Latest reveals similar to The Bisexual (2018), I Might Destroy You (2020), Regular Folks (2020), Fleabag (2016) and I Love Dick (2016) have proven new depths of feminine sexuality on display, tackling key problems with need, id, intimacy and rage. Whereas overt shows of sexuality are ever current, the rendering of intercourse and feminine sexuality is now extra various, advanced and, arguably, fascinating. Small display intercourse has shifted from mere spectacle or punchline to considerate aspect of a extra three-dimensional character: from being “sassy” and generally self-indulgent, to being figuring out and self-reflexive.
In Michaela Coel’s groundbreaking I Might Destroy You, intercourse is one thing that brings problems with consent to the floor, forcing Arabella (performed by Coel) to think about who she is, how she is modified by her expertise, and who she desires to turn into. In Fleabag, intercourse and need are central in exhibiting dramatic energy at work. Knowingly so. A few of Fleabag’s greatest traces embrace “I spent most of my grownup life utilizing intercourse to deflect from the screaming void inside my empty coronary heart”, and:
I’m not obsessive about intercourse. I simply can’t cease occupied with it. The efficiency of it. The awkwardness of it. The drama of it.
Like in Intercourse and the Metropolis, the dramatic potential of intercourse is foregrounded in these reveals, however in Fleabag and I Might Destroy You, intercourse is a structuring gadget encouraging viewers to suppose past the act.
Intercourse and stratification
Whereas up to date depictions of intercourse usually go away nothing to cover, feminine sexuality has all the time had an unknowable high quality about it – in any case, most feminine pleasure isn’t as seen as an erection.

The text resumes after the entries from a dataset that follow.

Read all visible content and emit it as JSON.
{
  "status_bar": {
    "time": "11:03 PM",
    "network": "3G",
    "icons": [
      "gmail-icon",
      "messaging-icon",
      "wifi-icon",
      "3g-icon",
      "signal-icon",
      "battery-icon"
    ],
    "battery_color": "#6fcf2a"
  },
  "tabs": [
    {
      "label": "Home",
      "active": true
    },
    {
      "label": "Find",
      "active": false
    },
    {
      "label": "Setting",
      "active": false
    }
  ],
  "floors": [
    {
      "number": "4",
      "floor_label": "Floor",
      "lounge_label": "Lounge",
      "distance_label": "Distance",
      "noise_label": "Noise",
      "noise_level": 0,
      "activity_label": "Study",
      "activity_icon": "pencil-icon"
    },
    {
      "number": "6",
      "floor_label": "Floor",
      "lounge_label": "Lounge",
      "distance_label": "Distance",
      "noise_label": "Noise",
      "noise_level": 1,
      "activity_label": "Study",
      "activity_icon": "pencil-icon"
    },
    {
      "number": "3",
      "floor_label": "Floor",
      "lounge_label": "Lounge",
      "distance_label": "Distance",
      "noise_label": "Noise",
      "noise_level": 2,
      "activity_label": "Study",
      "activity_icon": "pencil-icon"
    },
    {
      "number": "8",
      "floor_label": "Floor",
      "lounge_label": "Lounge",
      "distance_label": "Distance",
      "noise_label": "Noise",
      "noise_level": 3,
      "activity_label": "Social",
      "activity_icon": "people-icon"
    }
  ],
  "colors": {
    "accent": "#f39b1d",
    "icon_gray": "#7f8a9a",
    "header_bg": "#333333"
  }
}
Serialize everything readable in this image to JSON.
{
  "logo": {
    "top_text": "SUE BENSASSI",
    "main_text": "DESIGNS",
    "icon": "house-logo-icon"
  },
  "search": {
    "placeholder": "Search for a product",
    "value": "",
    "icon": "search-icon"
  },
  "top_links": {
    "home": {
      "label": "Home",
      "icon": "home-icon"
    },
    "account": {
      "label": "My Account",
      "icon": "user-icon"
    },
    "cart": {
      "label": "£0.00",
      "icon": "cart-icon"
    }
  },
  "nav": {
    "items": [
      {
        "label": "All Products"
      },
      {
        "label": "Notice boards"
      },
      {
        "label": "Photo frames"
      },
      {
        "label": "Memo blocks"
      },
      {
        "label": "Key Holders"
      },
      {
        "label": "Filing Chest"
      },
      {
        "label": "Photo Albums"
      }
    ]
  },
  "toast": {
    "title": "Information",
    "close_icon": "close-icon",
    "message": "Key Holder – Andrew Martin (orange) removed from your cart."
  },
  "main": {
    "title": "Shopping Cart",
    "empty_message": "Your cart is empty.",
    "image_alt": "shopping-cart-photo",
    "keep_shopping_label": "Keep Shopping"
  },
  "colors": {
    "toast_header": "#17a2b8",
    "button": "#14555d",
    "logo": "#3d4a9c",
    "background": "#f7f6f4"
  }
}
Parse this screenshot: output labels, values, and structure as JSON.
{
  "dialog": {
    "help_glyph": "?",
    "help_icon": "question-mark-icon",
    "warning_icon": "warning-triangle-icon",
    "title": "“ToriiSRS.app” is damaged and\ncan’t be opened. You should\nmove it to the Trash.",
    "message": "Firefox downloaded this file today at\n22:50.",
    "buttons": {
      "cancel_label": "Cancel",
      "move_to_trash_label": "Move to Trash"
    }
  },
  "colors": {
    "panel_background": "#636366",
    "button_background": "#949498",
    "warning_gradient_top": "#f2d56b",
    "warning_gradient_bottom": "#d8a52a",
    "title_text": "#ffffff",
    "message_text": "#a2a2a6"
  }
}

Whereas Intercourse and the Metropolis arguably imbued intercourse with a glamorous (and costly) commercialism – dressing for intercourse, branding intercourse, commodifying intercourse – intercourse and certainly sexuality have been stratified. The ladies at its core have been well-dressed, well-heeled and above all, rich.
Whereas there was and arguably stays a visible pleasure within the fictitious freedom of the 4 buddies and their sexual exploits, their privilege as slender white, middle-class ladies afforded them an influence and visibility closed off to others. Their desirability was not questioned. Because the cultural theorist Richard Dyer (1997) explains:
There’s something at stake in , or persevering with to disregard, white racial imagery.
And certainly, there may be additionally one thing at stake in ignoring social class, and the attendant privilege it affords.
I’m not arguing that within the reboot the central characters ought to be plunged into poverty or faux to be something aside from white. What I’m suggesting although is that their prevailing ignorance of their privilege wants to vary. The mode of feminism they represented within the Nineties is, in some ways, outdated.
#MeToo, Black Lives Matter and #LoveWins (in regards to the legalisation of homosexual marriage), amongst different hard-fought actions, have restructured the sexual and social panorama and the tales that we inform about it.
It would, after all, be fascinating to see how Carrie, Miranda and Charlotte navigate the trendy world – its visible scrutiny and social media, its new feminist and political agendas, their psychical and bodily shifts, and their bourgeois, (hetero)sexual fulfilment. Finally, And Simply Like That… might want to tread a tremendous line, taking a distinct and extra acutely aware strategy to intercourse and sexuality if it hopes to impress audiences (each new and previous), stay related and compete in a market that’s now saturated with small-screen, big-idea intercourse.
Beth Johnson doesn’t work for, seek the advice of, personal shares in or obtain funding from any firm or group that might profit from this text, and has disclosed no related affiliations past their tutorial appointment.